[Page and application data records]

___

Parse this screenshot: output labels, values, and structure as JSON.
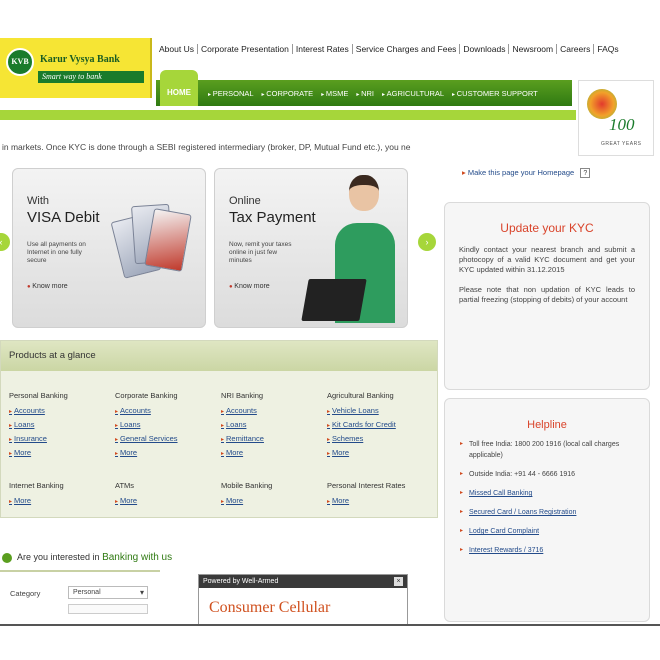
{
  "logo": {
    "badge": "KVB",
    "name": "Karur Vysya Bank",
    "tagline": "Smart way to bank"
  },
  "top_links": [
    "About Us",
    "Corporate Presentation",
    "Interest Rates",
    "Service Charges and Fees",
    "Downloads",
    "Newsroom",
    "Careers",
    "FAQs"
  ],
  "nav": {
    "home": "HOME",
    "items": [
      "PERSONAL",
      "CORPORATE",
      "MSME",
      "NRI",
      "AGRICULTURAL",
      "CUSTOMER SUPPORT"
    ]
  },
  "anniversary": {
    "number": "100",
    "caption": "GREAT YEARS"
  },
  "ticker": "in markets. Once KYC is done through a SEBI registered intermediary (broker, DP, Mutual Fund etc.), you ne",
  "slides": [
    {
      "line1": "With",
      "line2": "VISA Debit",
      "body": "Use all payments on Internet in one fully secure",
      "more": "Know more"
    },
    {
      "line1": "Online",
      "line2": "Tax Payment",
      "body": "Now, remit your taxes online in just few minutes",
      "more": "Know more"
    }
  ],
  "products": {
    "title": "Products at a glance",
    "columns": [
      {
        "title": "Personal Banking",
        "items": [
          "Accounts",
          "Loans",
          "Insurance",
          "More"
        ]
      },
      {
        "title": "Corporate Banking",
        "items": [
          "Accounts",
          "Loans",
          "General Services",
          "More"
        ]
      },
      {
        "title": "NRI Banking",
        "items": [
          "Accounts",
          "Loans",
          "Remittance",
          "More"
        ]
      },
      {
        "title": "Agricultural Banking",
        "items": [
          "Vehicle Loans",
          "Kit Cards for Credit",
          "Schemes",
          "More"
        ]
      },
      {
        "title": "Internet Banking",
        "items": [
          "More"
        ]
      },
      {
        "title": "ATMs",
        "items": [
          "More"
        ]
      },
      {
        "title": "Mobile Banking",
        "items": [
          "More"
        ]
      },
      {
        "title": "Personal Interest Rates",
        "items": [
          "More"
        ]
      }
    ]
  },
  "kyc": {
    "top_link": "Make this page your Homepage",
    "top_help": "?",
    "title": "Update your KYC",
    "para1": "Kindly contact your nearest branch and submit a photocopy of a valid KYC document and get your KYC updated within 31.12.2015",
    "para2": "Please note that non updation of KYC leads to partial freezing (stopping of debits) of your account"
  },
  "helpline": {
    "title": "Helpline",
    "items": [
      {
        "text": "Toll free India: 1800 200 1916 (local call charges applicable)",
        "link": false
      },
      {
        "text": "Outside India: +91 44 - 6666 1916",
        "link": false
      },
      {
        "text": "Missed Call Banking",
        "link": true
      },
      {
        "text": "Secured Card / Loans Registration",
        "link": true
      },
      {
        "text": "Lodge Card Complaint",
        "link": true
      },
      {
        "text": "Interest Rewards / 3716",
        "link": true
      }
    ]
  },
  "interest": {
    "prefix": "Are you interested in",
    "highlight": "Banking with us",
    "category_label": "Category",
    "category_value": "Personal"
  },
  "powered": {
    "bar": "Powered by Well-Armed",
    "close": "×",
    "title": "Consumer Cellular"
  }
}
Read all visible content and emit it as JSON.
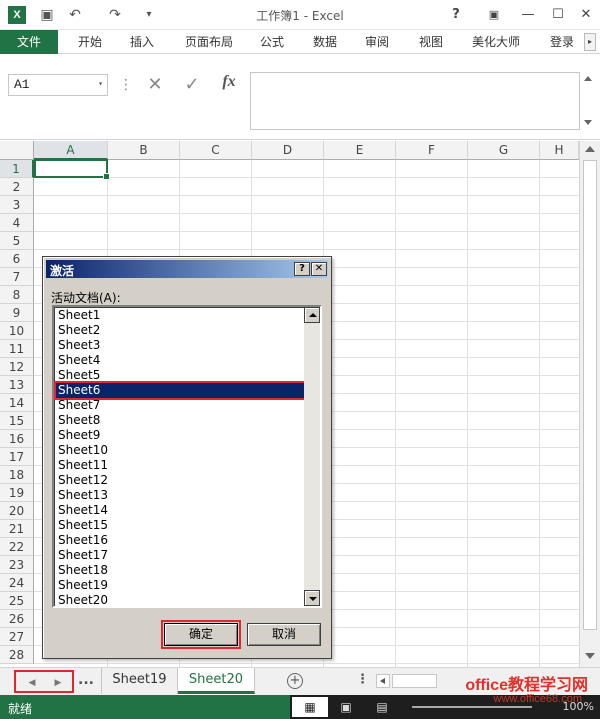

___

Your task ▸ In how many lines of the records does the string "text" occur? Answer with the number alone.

Written solution ▸ 6